WORK REQUEST:
Find the lines of the material below that include the string "Libre", then copy each one.

MATERIAL FOR THIS TASK:
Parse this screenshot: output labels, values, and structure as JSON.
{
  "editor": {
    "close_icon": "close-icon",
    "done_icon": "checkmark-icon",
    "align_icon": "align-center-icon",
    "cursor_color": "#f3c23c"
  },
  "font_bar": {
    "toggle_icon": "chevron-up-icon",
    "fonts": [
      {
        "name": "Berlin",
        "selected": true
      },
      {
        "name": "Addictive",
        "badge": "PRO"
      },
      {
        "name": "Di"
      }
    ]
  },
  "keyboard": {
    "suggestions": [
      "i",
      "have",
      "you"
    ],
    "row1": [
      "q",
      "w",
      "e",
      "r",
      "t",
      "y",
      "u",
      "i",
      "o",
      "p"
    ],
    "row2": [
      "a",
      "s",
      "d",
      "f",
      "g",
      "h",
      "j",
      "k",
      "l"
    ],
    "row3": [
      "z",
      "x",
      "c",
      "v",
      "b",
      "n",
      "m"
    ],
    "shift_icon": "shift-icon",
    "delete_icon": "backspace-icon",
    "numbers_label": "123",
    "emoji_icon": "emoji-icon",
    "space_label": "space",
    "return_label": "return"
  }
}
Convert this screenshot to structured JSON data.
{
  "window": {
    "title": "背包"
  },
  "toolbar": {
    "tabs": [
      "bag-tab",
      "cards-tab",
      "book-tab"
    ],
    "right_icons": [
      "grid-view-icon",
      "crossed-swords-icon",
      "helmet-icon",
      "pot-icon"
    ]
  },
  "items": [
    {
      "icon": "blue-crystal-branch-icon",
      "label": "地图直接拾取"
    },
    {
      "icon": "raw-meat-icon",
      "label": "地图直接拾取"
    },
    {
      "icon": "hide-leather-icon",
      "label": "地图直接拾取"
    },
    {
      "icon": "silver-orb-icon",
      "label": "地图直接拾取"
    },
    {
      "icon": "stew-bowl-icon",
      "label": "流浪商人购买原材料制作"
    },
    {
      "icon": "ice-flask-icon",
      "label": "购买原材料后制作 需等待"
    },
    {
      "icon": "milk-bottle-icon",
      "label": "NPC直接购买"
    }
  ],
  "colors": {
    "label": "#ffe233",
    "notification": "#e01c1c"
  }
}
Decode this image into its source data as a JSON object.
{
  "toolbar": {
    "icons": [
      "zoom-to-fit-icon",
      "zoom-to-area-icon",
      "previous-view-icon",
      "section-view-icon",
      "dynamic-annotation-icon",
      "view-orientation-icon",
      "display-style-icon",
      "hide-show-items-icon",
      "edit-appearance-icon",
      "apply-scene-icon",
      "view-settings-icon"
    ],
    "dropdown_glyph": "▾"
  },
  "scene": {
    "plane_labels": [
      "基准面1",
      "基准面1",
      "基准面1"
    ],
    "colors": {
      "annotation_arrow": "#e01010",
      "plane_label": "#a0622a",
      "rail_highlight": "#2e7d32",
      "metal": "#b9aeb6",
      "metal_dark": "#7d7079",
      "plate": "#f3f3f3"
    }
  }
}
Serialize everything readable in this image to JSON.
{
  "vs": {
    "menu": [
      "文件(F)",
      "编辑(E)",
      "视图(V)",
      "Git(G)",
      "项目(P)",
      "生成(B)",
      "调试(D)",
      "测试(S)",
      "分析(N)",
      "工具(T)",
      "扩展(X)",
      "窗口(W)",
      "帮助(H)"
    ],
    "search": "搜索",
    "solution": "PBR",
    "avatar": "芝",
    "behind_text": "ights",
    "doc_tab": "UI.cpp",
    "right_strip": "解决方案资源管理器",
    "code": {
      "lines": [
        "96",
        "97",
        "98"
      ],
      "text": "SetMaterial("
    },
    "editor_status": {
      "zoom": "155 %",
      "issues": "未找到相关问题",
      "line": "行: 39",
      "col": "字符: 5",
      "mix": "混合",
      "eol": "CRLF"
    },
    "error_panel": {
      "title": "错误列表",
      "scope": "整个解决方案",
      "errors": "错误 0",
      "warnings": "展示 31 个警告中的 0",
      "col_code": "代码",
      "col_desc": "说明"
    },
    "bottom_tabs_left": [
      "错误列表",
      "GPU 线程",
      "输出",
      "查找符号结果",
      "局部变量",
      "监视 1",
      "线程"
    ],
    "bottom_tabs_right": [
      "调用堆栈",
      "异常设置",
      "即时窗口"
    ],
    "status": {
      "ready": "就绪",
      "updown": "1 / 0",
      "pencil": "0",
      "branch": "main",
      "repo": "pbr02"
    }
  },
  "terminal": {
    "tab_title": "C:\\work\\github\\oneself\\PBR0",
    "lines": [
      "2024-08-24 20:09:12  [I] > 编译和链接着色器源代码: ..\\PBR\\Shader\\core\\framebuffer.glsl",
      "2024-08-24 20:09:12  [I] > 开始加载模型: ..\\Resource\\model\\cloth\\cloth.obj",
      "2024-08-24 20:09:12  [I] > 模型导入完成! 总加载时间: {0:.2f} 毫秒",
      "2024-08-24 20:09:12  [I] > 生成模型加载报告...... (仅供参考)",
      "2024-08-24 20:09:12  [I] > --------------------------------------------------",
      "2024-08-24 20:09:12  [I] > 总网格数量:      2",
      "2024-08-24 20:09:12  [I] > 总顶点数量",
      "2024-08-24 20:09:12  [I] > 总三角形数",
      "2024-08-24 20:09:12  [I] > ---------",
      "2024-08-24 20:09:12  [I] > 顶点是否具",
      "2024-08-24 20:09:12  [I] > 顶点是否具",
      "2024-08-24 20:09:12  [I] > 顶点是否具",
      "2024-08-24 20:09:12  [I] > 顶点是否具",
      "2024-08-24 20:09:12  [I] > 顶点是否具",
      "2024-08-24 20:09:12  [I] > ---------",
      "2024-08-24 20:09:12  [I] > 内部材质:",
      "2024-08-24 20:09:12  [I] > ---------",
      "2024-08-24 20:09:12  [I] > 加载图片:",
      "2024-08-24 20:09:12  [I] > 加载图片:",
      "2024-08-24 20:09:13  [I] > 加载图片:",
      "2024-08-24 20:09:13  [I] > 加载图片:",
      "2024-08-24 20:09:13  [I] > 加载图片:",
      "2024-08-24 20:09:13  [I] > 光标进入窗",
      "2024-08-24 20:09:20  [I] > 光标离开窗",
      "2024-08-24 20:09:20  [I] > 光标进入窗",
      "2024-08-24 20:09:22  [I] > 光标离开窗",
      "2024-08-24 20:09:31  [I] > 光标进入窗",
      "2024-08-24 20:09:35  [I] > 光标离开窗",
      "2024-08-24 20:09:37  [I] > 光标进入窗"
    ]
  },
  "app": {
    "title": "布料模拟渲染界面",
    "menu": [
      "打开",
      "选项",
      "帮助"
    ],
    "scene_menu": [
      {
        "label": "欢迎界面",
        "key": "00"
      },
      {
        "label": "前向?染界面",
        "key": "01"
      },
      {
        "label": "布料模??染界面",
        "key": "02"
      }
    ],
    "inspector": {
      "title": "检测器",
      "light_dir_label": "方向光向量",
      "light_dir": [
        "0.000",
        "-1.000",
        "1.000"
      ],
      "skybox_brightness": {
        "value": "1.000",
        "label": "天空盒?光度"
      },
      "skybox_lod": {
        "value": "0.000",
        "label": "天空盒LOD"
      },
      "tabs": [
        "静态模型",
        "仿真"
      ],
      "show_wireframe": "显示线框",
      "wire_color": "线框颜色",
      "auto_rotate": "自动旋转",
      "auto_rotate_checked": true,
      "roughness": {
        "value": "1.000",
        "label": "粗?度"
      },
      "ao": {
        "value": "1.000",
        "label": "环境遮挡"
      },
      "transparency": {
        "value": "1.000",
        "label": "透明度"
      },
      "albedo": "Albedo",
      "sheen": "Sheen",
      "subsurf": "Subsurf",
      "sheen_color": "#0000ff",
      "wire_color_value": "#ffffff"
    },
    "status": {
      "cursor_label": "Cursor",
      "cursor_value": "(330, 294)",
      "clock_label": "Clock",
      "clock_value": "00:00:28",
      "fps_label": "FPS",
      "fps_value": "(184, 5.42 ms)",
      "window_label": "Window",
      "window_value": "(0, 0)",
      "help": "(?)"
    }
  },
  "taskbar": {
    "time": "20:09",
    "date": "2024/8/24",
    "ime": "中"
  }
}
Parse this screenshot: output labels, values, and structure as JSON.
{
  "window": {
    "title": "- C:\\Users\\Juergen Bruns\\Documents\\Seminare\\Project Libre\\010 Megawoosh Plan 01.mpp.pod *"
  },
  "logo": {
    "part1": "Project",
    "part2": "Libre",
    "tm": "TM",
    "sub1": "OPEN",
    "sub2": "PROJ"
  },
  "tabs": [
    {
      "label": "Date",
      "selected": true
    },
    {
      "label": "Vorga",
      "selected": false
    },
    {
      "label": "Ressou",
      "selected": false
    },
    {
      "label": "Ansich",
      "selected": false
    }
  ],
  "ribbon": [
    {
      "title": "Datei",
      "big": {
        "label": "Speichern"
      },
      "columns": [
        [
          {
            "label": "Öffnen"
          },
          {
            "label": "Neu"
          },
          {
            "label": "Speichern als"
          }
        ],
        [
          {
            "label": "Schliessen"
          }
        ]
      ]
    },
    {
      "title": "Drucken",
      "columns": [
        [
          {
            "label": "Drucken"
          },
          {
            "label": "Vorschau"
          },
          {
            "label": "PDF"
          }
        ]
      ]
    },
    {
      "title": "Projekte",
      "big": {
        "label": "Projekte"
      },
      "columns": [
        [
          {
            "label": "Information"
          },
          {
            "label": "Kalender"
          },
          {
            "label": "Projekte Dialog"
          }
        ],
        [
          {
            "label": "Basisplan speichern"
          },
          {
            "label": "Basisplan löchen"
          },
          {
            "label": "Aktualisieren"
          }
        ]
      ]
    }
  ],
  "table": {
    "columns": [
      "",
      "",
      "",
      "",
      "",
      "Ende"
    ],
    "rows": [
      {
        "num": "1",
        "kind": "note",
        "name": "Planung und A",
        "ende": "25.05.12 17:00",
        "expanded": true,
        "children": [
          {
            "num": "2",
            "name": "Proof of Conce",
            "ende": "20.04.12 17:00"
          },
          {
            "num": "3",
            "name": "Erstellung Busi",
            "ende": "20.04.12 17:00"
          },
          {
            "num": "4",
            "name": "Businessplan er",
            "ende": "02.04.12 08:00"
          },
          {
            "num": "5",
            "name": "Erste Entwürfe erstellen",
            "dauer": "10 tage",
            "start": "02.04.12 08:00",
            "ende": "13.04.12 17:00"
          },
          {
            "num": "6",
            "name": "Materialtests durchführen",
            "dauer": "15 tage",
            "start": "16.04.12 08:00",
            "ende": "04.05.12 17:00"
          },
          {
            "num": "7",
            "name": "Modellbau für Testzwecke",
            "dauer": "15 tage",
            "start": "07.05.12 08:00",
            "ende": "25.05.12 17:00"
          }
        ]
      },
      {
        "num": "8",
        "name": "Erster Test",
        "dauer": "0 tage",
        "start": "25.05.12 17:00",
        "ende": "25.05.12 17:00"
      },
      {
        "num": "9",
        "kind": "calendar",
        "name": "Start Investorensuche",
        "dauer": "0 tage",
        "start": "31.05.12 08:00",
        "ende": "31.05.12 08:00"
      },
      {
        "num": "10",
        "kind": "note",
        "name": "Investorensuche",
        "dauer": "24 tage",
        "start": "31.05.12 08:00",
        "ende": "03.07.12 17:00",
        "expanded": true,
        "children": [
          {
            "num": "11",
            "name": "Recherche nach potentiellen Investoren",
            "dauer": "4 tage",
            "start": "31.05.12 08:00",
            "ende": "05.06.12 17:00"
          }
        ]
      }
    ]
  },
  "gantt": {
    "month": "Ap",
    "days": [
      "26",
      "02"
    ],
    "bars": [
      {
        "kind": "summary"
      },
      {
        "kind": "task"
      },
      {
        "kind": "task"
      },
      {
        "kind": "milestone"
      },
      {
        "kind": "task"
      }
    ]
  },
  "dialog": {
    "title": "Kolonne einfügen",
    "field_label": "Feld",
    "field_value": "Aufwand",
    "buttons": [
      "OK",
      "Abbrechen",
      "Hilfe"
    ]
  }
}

RESPONSE TO THE TASK:
    "title": "- C:\\Users\\Juergen Bruns\\Documents\\Seminare\\Project Libre\\010 Megawoosh Plan 01.mpp.pod *"
    "part2": "Libre",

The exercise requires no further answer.